Bolger was still officially employed by Celsius and was still receiving compensation from the company. On June 30, 2022, Bolger provided Celsius eight weeks' notice of voluntary termination of employment, making him an employee until August 30.

Bolger was still making a monthly basic salary of $62,500 as an employee, but the company's motion to rehire him sought to pay him $92,000 monthly as a consultant, so it's unclear if he would have gotten double remuneration at Celsius.

Along with Suckno, other clients disagreed with the choice to rehire Bolger. Over a hundred letters from frustrated and incensed clients were sent to the court overseeing the case. He was rehired, according to a lawyer, as evidence of Celsius' "degree of callous indifference to its consumers."

The troubled cryptocurrency company has recently encountered a number of other difficulties, including a data leak and a class action lawsuit in the US.

Celsius is still going through a tough time

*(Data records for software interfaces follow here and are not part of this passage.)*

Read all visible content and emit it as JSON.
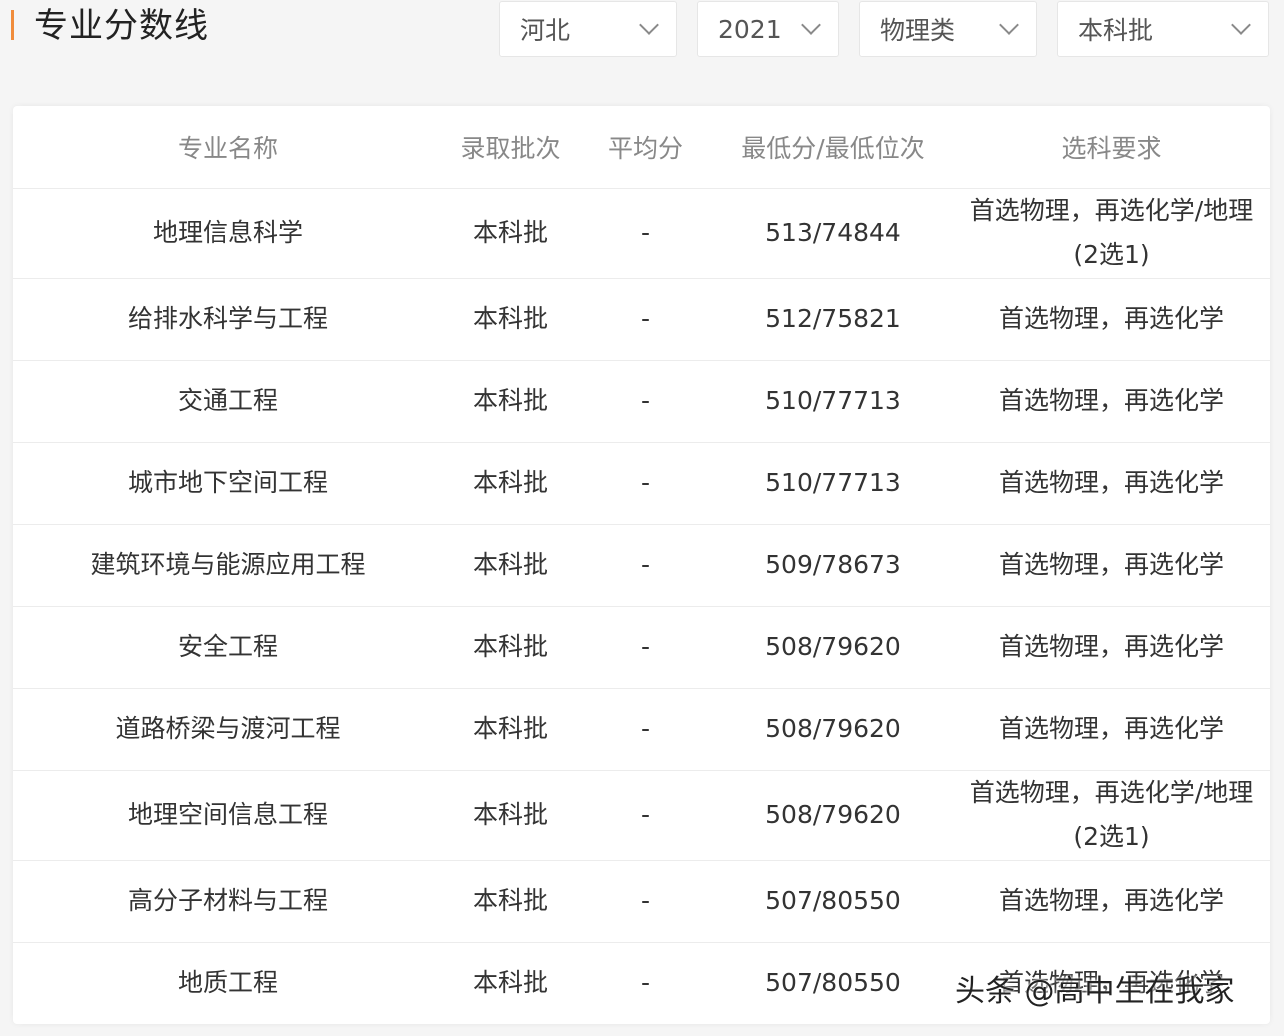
{
  "header": {
    "title": "专业分数线",
    "filters": {
      "province": "河北",
      "year": "2021",
      "subject": "物理类",
      "batch": "本科批"
    }
  },
  "table": {
    "columns": [
      "专业名称",
      "录取批次",
      "平均分",
      "最低分/最低位次",
      "选科要求"
    ],
    "rows": [
      {
        "major": "地理信息科学",
        "batch": "本科批",
        "avg": "-",
        "min": "513/74844",
        "req": "首选物理，再选化学/地理(2选1)"
      },
      {
        "major": "给排水科学与工程",
        "batch": "本科批",
        "avg": "-",
        "min": "512/75821",
        "req": "首选物理，再选化学"
      },
      {
        "major": "交通工程",
        "batch": "本科批",
        "avg": "-",
        "min": "510/77713",
        "req": "首选物理，再选化学"
      },
      {
        "major": "城市地下空间工程",
        "batch": "本科批",
        "avg": "-",
        "min": "510/77713",
        "req": "首选物理，再选化学"
      },
      {
        "major": "建筑环境与能源应用工程",
        "batch": "本科批",
        "avg": "-",
        "min": "509/78673",
        "req": "首选物理，再选化学"
      },
      {
        "major": "安全工程",
        "batch": "本科批",
        "avg": "-",
        "min": "508/79620",
        "req": "首选物理，再选化学"
      },
      {
        "major": "道路桥梁与渡河工程",
        "batch": "本科批",
        "avg": "-",
        "min": "508/79620",
        "req": "首选物理，再选化学"
      },
      {
        "major": "地理空间信息工程",
        "batch": "本科批",
        "avg": "-",
        "min": "508/79620",
        "req": "首选物理，再选化学/地理(2选1)"
      },
      {
        "major": "高分子材料与工程",
        "batch": "本科批",
        "avg": "-",
        "min": "507/80550",
        "req": "首选物理，再选化学"
      },
      {
        "major": "地质工程",
        "batch": "本科批",
        "avg": "-",
        "min": "507/80550",
        "req": "首选物理，再选化学"
      }
    ]
  },
  "watermark": "头条 @高中生在我家",
  "colors": {
    "accent": "#f08c3c"
  }
}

After Chris Ferraro, the previous director of financial planning, analysis, and investor relations, replaced Bolger as CFO, Celsius hired him. Just a few days after his appointment, the company sought bankruptcy protection.

Formerly a titan in the cryptocurrency lending industry, Celsius is now accused of operating a Ponzi scheme by paying back the money from early investors with money it got from new customers. Many small-scale investors have petitioned the judge, pleading for assistance in locating some of their misplaced holdings. Some investors claim that their whole life savings were lost.

Additionally, the bankruptcy petition for Celsius discloses that the company has more than 100,000 debtors, some of which gave the platform money without any kind of collateral to support it. Alameda Research, run by Sam Bankman-Fried, is one of Celsius' top 50 unsecured creditors.